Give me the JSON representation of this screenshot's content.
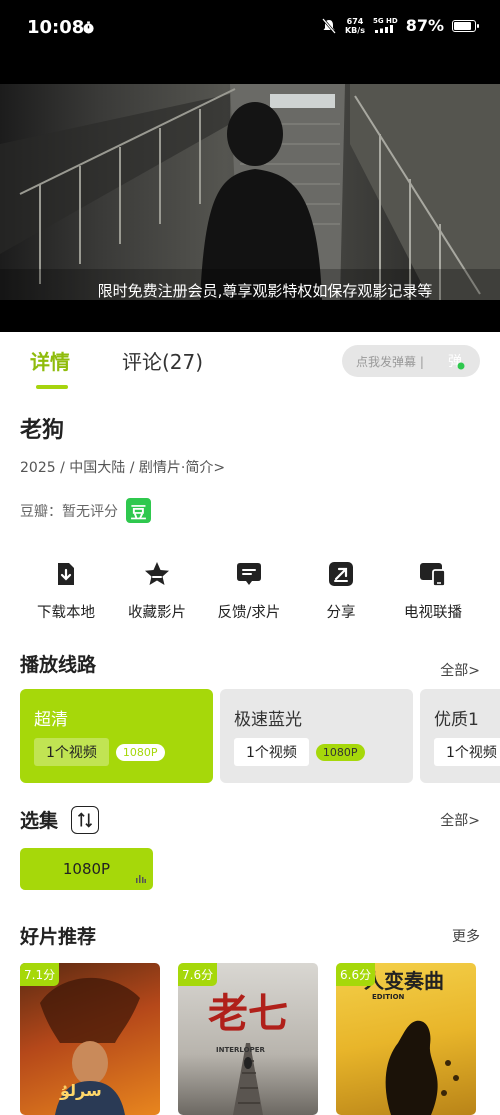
{
  "status": {
    "time": "10:08",
    "speed_value": "674",
    "speed_unit": "KB/s",
    "net_label": "5G HD",
    "battery": "87%",
    "battery_level": 0.87
  },
  "video": {
    "subtitle": "限时免费注册会员,尊享观影特权如保存观影记录等"
  },
  "tabs": {
    "detail": "详情",
    "comments": "评论(27)",
    "danmaku_placeholder": "点我发弹幕 |",
    "danmaku_icon_text": "弹"
  },
  "movie": {
    "title": "老狗",
    "meta": "2025 / 中国大陆 / 剧情片·简介>",
    "rating_label": "豆瓣：暂无评分",
    "douban_badge": "豆"
  },
  "actions": [
    {
      "label": "下载本地",
      "icon": "download-icon"
    },
    {
      "label": "收藏影片",
      "icon": "star-icon"
    },
    {
      "label": "反馈/求片",
      "icon": "feedback-icon"
    },
    {
      "label": "分享",
      "icon": "share-icon"
    },
    {
      "label": "电视联播",
      "icon": "tv-cast-icon"
    }
  ],
  "routes_section": {
    "title": "播放线路",
    "more": "全部>",
    "routes": [
      {
        "name": "超清",
        "count": "1个视频",
        "quality": "1080P",
        "active": true
      },
      {
        "name": "极速蓝光",
        "count": "1个视频",
        "quality": "1080P",
        "active": false
      },
      {
        "name": "优质1",
        "count": "1个视频",
        "quality": "",
        "active": false
      }
    ]
  },
  "episodes_section": {
    "title": "选集",
    "more": "全部>",
    "episodes": [
      "1080P"
    ]
  },
  "recommend_section": {
    "title": "好片推荐",
    "more": "更多",
    "items": [
      {
        "score": "7.1分",
        "poster_text": "سرلۇ"
      },
      {
        "score": "7.6分",
        "poster_text": "老七",
        "poster_sub": "INTERLOPER"
      },
      {
        "score": "6.6分",
        "poster_text": "人变奏曲",
        "poster_sub": "EDITION"
      }
    ]
  },
  "colors": {
    "accent": "#a6d80a",
    "accent_text": "#8fbc0c",
    "douban_green": "#2fc84e"
  }
}
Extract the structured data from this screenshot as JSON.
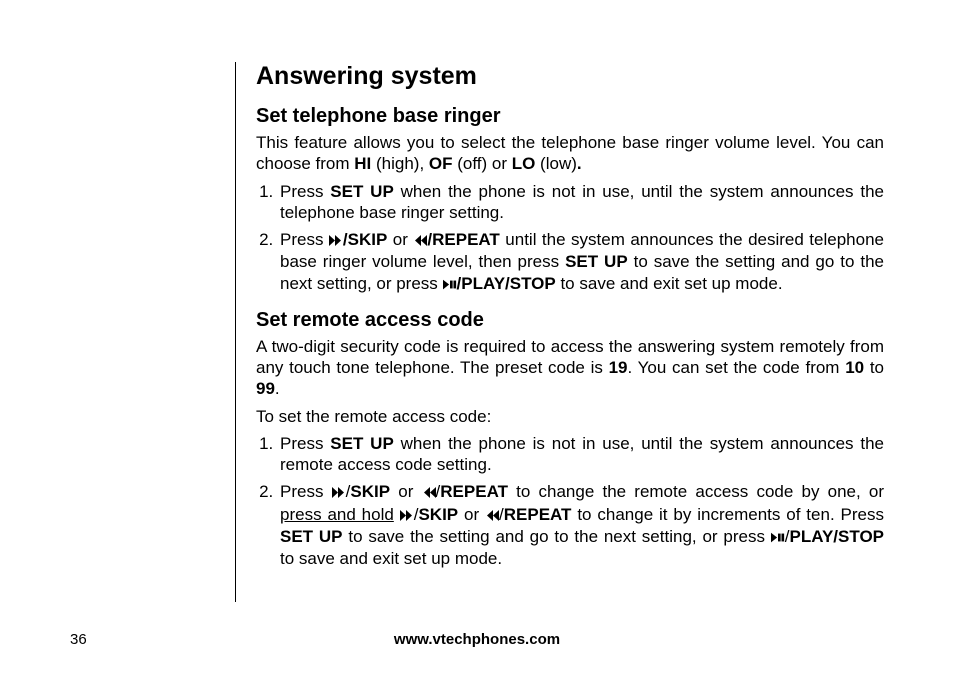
{
  "page": {
    "number": "36",
    "footer_url": "www.vtechphones.com"
  },
  "title": "Answering system",
  "section1": {
    "heading": "Set telephone base ringer",
    "intro_a": "This feature allows you to select the telephone base ringer volume level. You can choose from ",
    "hi": "HI",
    "intro_b": " (high), ",
    "of": "OF",
    "intro_c": " (off) or ",
    "lo": "LO",
    "intro_d": " (low)",
    "intro_e": ".",
    "step1_a": "Press ",
    "setup": "SET UP",
    "step1_b": " when the phone is not in use, until the system announces the telephone base ringer setting.",
    "step2_a": "Press ",
    "skip": "/SKIP",
    "step2_b": " or ",
    "repeat": "/REPEAT",
    "step2_c": " until the system announces the desired telephone base ringer volume level, then press ",
    "step2_d": " to save the setting and go to the next setting, or press ",
    "playstop": "/PLAY/STOP",
    "step2_e": " to save and exit set up mode."
  },
  "section2": {
    "heading": "Set remote access code",
    "intro_a": "A two-digit security code is required to access the answering system remotely from any touch tone telephone. The preset code is ",
    "code_default": "19",
    "intro_b": ". You can set the code from ",
    "code_min": "10",
    "intro_c": " to ",
    "code_max": "99",
    "intro_d": ".",
    "lead": "To set the remote access code:",
    "step1_a": "Press ",
    "step1_b": " when the phone is not in use, until the system announces the remote access code setting.",
    "step2_a": "Press ",
    "step2_b": " or ",
    "step2_c": " to change the remote access code by one, or ",
    "press_hold": "press and hold",
    "step2_d": " ",
    "step2_e": " or ",
    "step2_f": " to change it by increments of ten. Press ",
    "step2_g": " to save the setting and go to the next setting, or press ",
    "step2_h": " to save and exit set up mode."
  }
}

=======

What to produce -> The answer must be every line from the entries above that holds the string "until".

Output for this task ->
    "step1_b": " when the phone is not in use, until the system announces the telephone base ringer setting.",
    "step2_c": " until the system announces the desired telephone base ringer volume level, then press ",
    "step1_b": " when the phone is not in use, until the system announces the remote access code setting.",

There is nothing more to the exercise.